If your wife is your partners, you do not need to file Form 1065, you should file Form Schedule C for each of you. This allows both of you to pay into social security and medicare.
Public Corporations - C Corps, Sub Chapter S Corporations - S Corps and LLC's are included here. Think carefully before you form a company,
Corporations are formed under state law, for instance you have Delaware Corporations, Nevada Corporations etc. Consequently, they apply to the Secretary of State for what is called an SOS number and for a Corp an Corporation number. In addition they should apply to the IRS for for an EIN
C Corps - Form 1120 - pay corporation tax up to 35% and the recipients of dividends from a C Corp pay tax on the dividends, hence the problem of double taxation. In order to collect more tax, the IRS may well impose an accumulated earning tax of 20% on profits retained, that is not distributed, beyond the reasonable business needs.
S Corps - Form 1120S - as a rule do not pay tax. All S Corp profits flow through to the members who pay tax on the K1 they receive.
An S Corp may have no more than 100 members all of whom must be US residents. If a trust is a member, it counts as one member.

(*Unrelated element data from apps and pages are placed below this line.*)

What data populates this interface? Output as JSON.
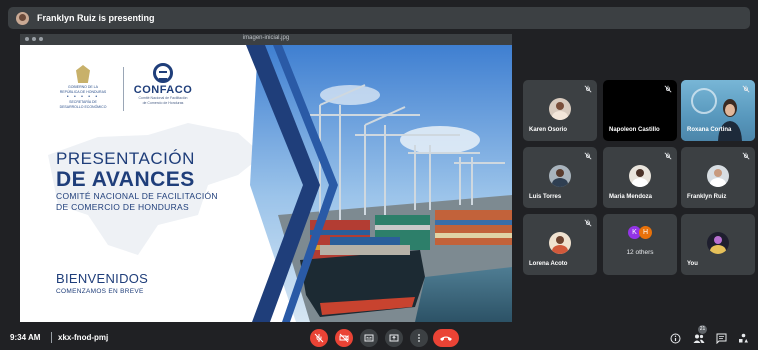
{
  "presenting_bar": {
    "text": "Franklyn Ruiz is presenting"
  },
  "slide": {
    "file_name": "imagen-inicial.jpg",
    "government_logo_lines": [
      "GOBIERNO DE LA",
      "REPÚBLICA DE HONDURAS",
      "SECRETARÍA DE",
      "DESARROLLO ECONÓMICO"
    ],
    "logo_name": "CONFACO",
    "logo_subtitle": [
      "Comité Nacional de Facilitación",
      "de Comercio de Honduras"
    ],
    "title_line1": "PRESENTACIÓN",
    "title_line2": "DE AVANCES",
    "subtitle_line1": "COMITÉ NACIONAL DE FACILITACIÓN",
    "subtitle_line2": "DE COMERCIO DE HONDURAS",
    "welcome": "BIENVENIDOS",
    "starting_soon": "COMENZAMOS EN BREVE"
  },
  "participants": [
    {
      "name": "Karen Osorio",
      "muted": true
    },
    {
      "name": "Napoleon Castillo",
      "muted": true
    },
    {
      "name": "Roxana Cortina",
      "muted": true
    },
    {
      "name": "Luis Torres",
      "muted": true
    },
    {
      "name": "Maria Mendoza",
      "muted": true
    },
    {
      "name": "Franklyn Ruiz",
      "muted": true
    },
    {
      "name": "Lorena Acoto",
      "muted": true
    },
    {
      "name": "12 others",
      "initials": [
        "K",
        "H"
      ]
    },
    {
      "name": "You"
    }
  ],
  "bottom_bar": {
    "time": "9:34 AM",
    "meeting_code": "xkx-fnod-pmj",
    "participant_count": "21"
  },
  "colors": {
    "background": "#202124",
    "tile": "#3c4043",
    "danger": "#ea4335",
    "slide_blue": "#1f3e7a"
  },
  "icons": [
    "mic-off-icon",
    "camera-off-icon",
    "captions-icon",
    "present-icon",
    "more-icon",
    "hang-up-icon",
    "info-icon",
    "people-icon",
    "chat-icon",
    "activities-icon"
  ]
}
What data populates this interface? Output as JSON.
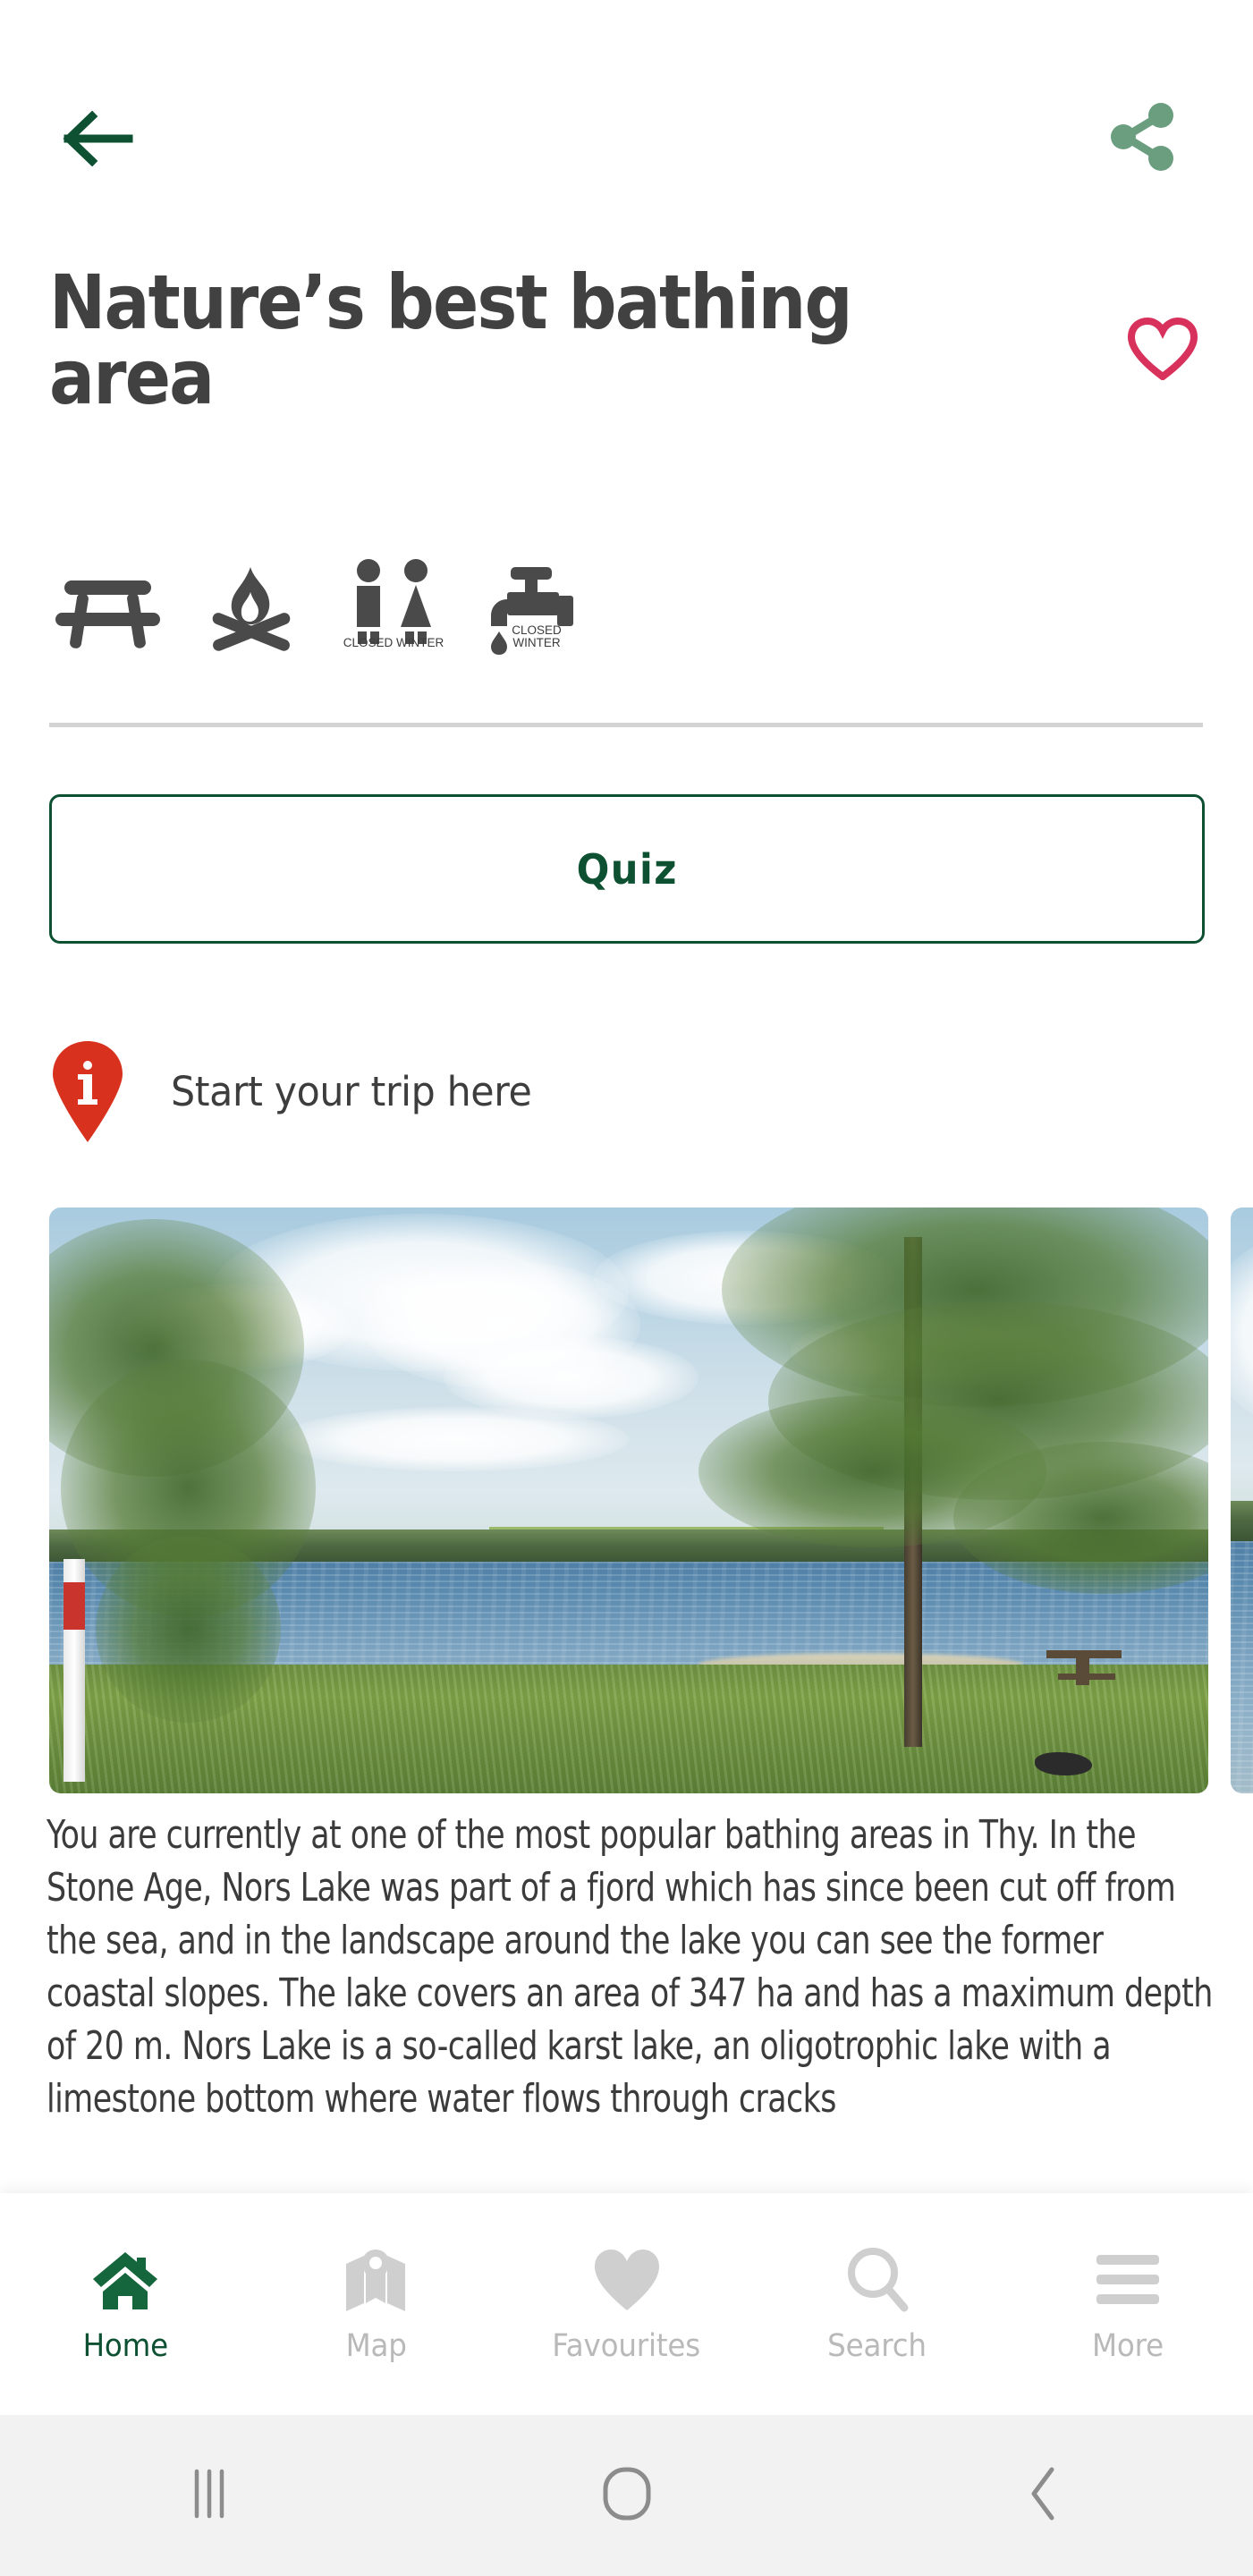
{
  "colors": {
    "brand_green": "#0d5032",
    "share_green": "#6a9e7f",
    "heart_red": "#d8315b",
    "pin_red": "#d8321f",
    "title_gray": "#414141",
    "body_gray": "#3b3b3b",
    "inactive_gray": "#b9b9b9",
    "divider_gray": "#d3d3d3",
    "sysnav_bg": "#f2f2f2"
  },
  "topbar": {
    "back_icon": "arrow-left-icon",
    "back_label": "Back",
    "share_icon": "share-icon",
    "share_label": "Share"
  },
  "header": {
    "title": "Nature’s best bathing area",
    "favourite_icon": "heart-outline-icon",
    "favourite_label": "Add to favourites"
  },
  "amenities": [
    {
      "icon": "picnic-table-icon",
      "label": "Picnic table",
      "note": ""
    },
    {
      "icon": "campfire-icon",
      "label": "Campfire site",
      "note": ""
    },
    {
      "icon": "toilets-icon",
      "label": "Toilets",
      "note": "CLOSED WINTER"
    },
    {
      "icon": "water-tap-icon",
      "label": "Drinking water",
      "note": "CLOSED WINTER"
    }
  ],
  "quiz": {
    "label": "Quiz"
  },
  "trip": {
    "pin_icon": "info-pin-icon",
    "pin_glyph": "i",
    "label": "Start your trip here"
  },
  "gallery": {
    "images": [
      {
        "alt": "Nors Lake shoreline with birch tree and grass"
      },
      {
        "alt": "Lake view with blossoming tree"
      }
    ]
  },
  "article": {
    "text": "You are currently at one of the most popular bathing areas in Thy. In the Stone Age, Nors Lake was part of a fjord which has since been cut off from the sea, and in the landscape around the lake you can see the former coastal slopes. The lake covers an area of 347 ha and has a maximum depth of 20 m. Nors Lake is a so-called karst lake, an oligotrophic lake with a limestone bottom where water flows through cracks"
  },
  "tabbar": {
    "items": [
      {
        "label": "Home",
        "icon": "home-icon",
        "active": true
      },
      {
        "label": "Map",
        "icon": "map-icon",
        "active": false
      },
      {
        "label": "Favourites",
        "icon": "heart-icon",
        "active": false
      },
      {
        "label": "Search",
        "icon": "search-icon",
        "active": false
      },
      {
        "label": "More",
        "icon": "hamburger-icon",
        "active": false
      }
    ]
  },
  "sysnav": {
    "recents_label": "Recent apps",
    "home_label": "Home",
    "back_label": "Back"
  }
}
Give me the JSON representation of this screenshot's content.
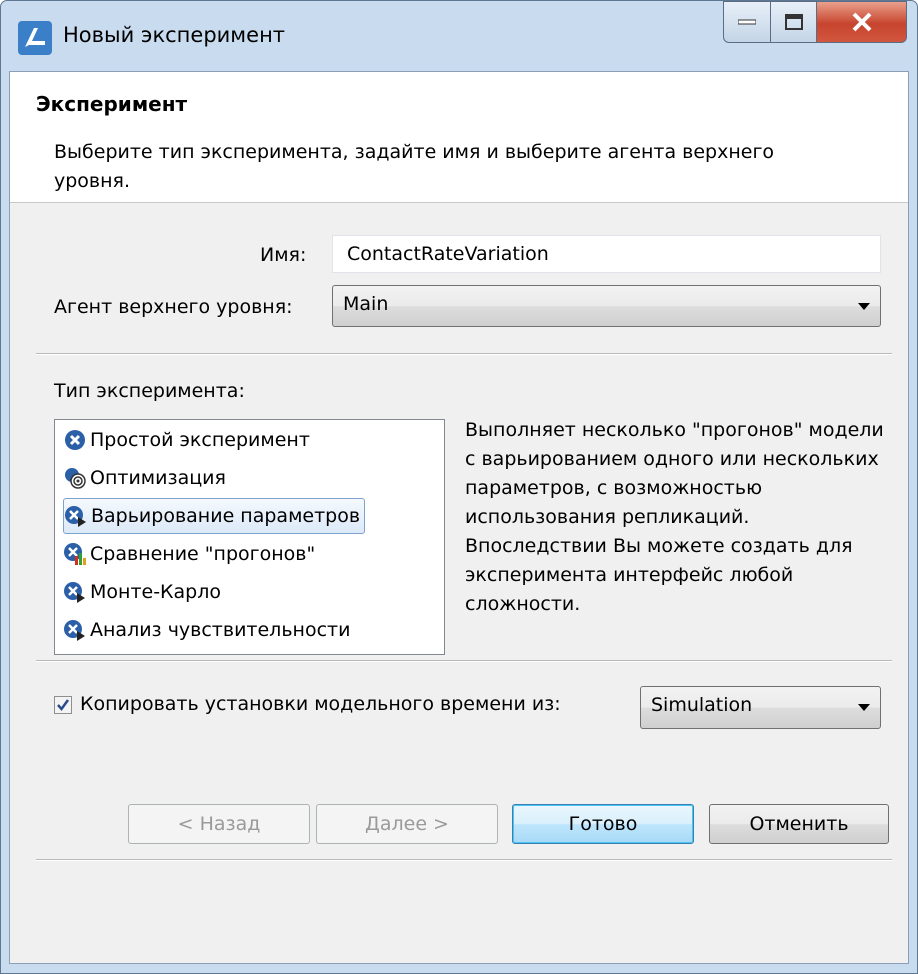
{
  "window": {
    "title": "Новый эксперимент"
  },
  "banner": {
    "title": "Эксперимент",
    "description": "Выберите тип эксперимента, задайте имя и выберите агента верхнего уровня."
  },
  "form": {
    "name_label": "Имя:",
    "name_value": "ContactRateVariation",
    "agent_label": "Агент верхнего уровня:",
    "agent_value": "Main"
  },
  "experiment_type": {
    "label": "Тип эксперимента:",
    "items": [
      {
        "label": "Простой эксперимент",
        "icon": "simple-experiment-icon"
      },
      {
        "label": "Оптимизация",
        "icon": "optimization-icon"
      },
      {
        "label": "Варьирование параметров",
        "icon": "parameter-variation-icon",
        "selected": true
      },
      {
        "label": "Сравнение \"прогонов\"",
        "icon": "compare-runs-icon"
      },
      {
        "label": "Монте-Карло",
        "icon": "monte-carlo-icon"
      },
      {
        "label": "Анализ чувствительности",
        "icon": "sensitivity-analysis-icon"
      }
    ],
    "description": "Выполняет несколько \"прогонов\" модели с варьированием одного или нескольких параметров, с возможностью использования репликаций.\nВпоследствии Вы можете создать для эксперимента интерфейс любой сложности."
  },
  "copy_settings": {
    "label": "Копировать установки модельного времени из:",
    "checked": true,
    "source_value": "Simulation"
  },
  "buttons": {
    "back": "< Назад",
    "next": "Далее >",
    "finish": "Готово",
    "cancel": "Отменить"
  },
  "colors": {
    "accent": "#2f5f9c",
    "selection_border": "#7da2ce"
  }
}
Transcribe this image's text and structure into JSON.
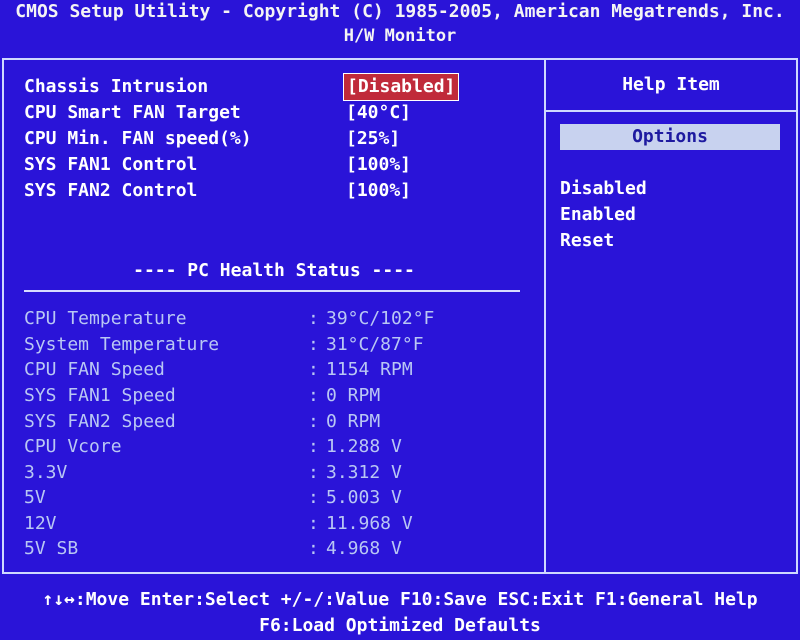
{
  "header": {
    "title": "CMOS Setup Utility - Copyright (C) 1985-2005, American Megatrends, Inc.",
    "subtitle": "H/W Monitor"
  },
  "settings": [
    {
      "label": "Chassis Intrusion",
      "value": "[Disabled]"
    },
    {
      "label": "CPU Smart FAN Target",
      "value": "[40°C]"
    },
    {
      "label": "CPU Min. FAN speed(%)",
      "value": "[25%]"
    },
    {
      "label": "SYS FAN1 Control",
      "value": "[100%]"
    },
    {
      "label": "SYS FAN2 Control",
      "value": "[100%]"
    }
  ],
  "health": {
    "title": "---- PC Health Status ----",
    "rows": [
      {
        "label": "CPU Temperature",
        "value": "39°C/102°F"
      },
      {
        "label": "System Temperature",
        "value": "31°C/87°F"
      },
      {
        "label": "CPU FAN Speed",
        "value": "1154 RPM"
      },
      {
        "label": "SYS FAN1 Speed",
        "value": "0 RPM"
      },
      {
        "label": "SYS FAN2 Speed",
        "value": "0 RPM"
      },
      {
        "label": "CPU Vcore",
        "value": "1.288 V"
      },
      {
        "label": "3.3V",
        "value": "3.312 V"
      },
      {
        "label": "5V",
        "value": "5.003 V"
      },
      {
        "label": "12V",
        "value": "11.968 V"
      },
      {
        "label": "5V SB",
        "value": "4.968 V"
      }
    ]
  },
  "help": {
    "header": "Help Item",
    "options_label": "Options",
    "options": [
      "Disabled",
      "Enabled",
      "Reset"
    ]
  },
  "footer": {
    "line1": "↑↓↔:Move  Enter:Select  +/-/:Value  F10:Save  ESC:Exit  F1:General Help",
    "line2": "F6:Load Optimized Defaults"
  },
  "colors": {
    "background": "#2a14d8",
    "selected_value_bg": "#c02a3a",
    "options_bg": "#c8d2ef",
    "dim_text": "#b9c7f4"
  }
}
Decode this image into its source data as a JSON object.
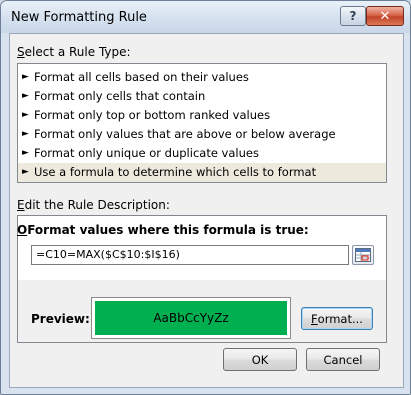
{
  "window": {
    "title": "New Formatting Rule",
    "help_label": "?",
    "close_label": "✕"
  },
  "rule_type": {
    "heading_prefix": "S",
    "heading_rest": "elect a Rule Type:",
    "items": [
      {
        "label": "Format all cells based on their values"
      },
      {
        "label": "Format only cells that contain"
      },
      {
        "label": "Format only top or bottom ranked values"
      },
      {
        "label": "Format only values that are above or below average"
      },
      {
        "label": "Format only unique or duplicate values"
      },
      {
        "label": "Use a formula to determine which cells to format"
      }
    ],
    "selected_index": 5,
    "bullet": "►"
  },
  "description": {
    "heading_prefix": "E",
    "heading_rest": "dit the Rule Description:",
    "formula_heading_prefix": "O",
    "formula_heading_rest": "Format values where this formula is true:",
    "formula_value": "=C10=MAX($C$10:$I$16)",
    "preview_label": "Preview:",
    "preview_sample": "AaBbCcYyZz",
    "preview_fill_color": "#00b050",
    "format_button_prefix": "F",
    "format_button_rest": "ormat..."
  },
  "footer": {
    "ok_label": "OK",
    "cancel_label": "Cancel"
  }
}
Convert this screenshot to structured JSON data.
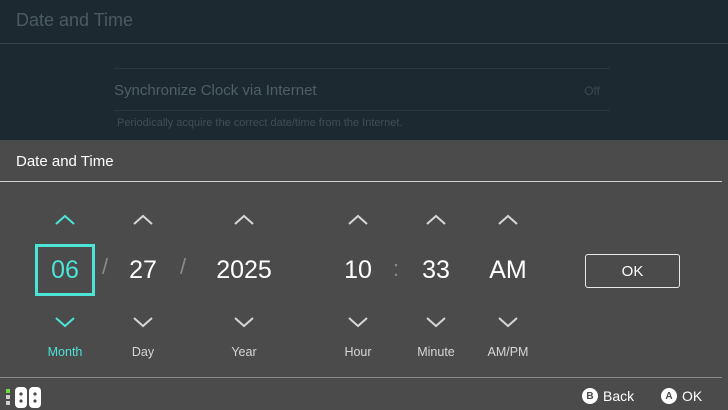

The IRS does not recognize an LLC, an LLC may elect to file as a C Corp, an S Corp or a partnership. Failing to file as one of these means that the are considered a 'Disregarded Entity
Apart from disregarded entities, all companies must file annual returns, and in California at least, a disregarded entity must file Califiorna Form 568
Failing to file annually results in severe penalties and interest. Before you can dissolve the LLC or Corporation, you need to file tax returns for every year the entity existed and pay the penalties.
Even if you register your LLC or corporation outside your state of residence, in California at least you need to register your company to do business in California and pay the Franchise Tax Fee.
Other entities you may have heard of apart from trusts
If it is less expensive to pay a tax lawyer than pay federal and state tax, you will see that the tax code is fertile ground for creating new entities and structures. For instance, if an international can avoid paying the 35% corporation tax, by not remitting international profits to the US, they do so. Let's look at them.
Personal Service Corporations. Rather obviously, these are companies formed to provide personal services such as law, engineering, accounting etc. They pay 35% tax like C Corps.
Limited Liability Partnerships. These are very similar to LLC's filing as partnerships except the managing partner has liability for the partners' actions
Tax exempt companies. These are formed subject to Sections 501 and 528. They need an EIN they normally have to file a return.
Churches and certain charities are tax exempt under the same section.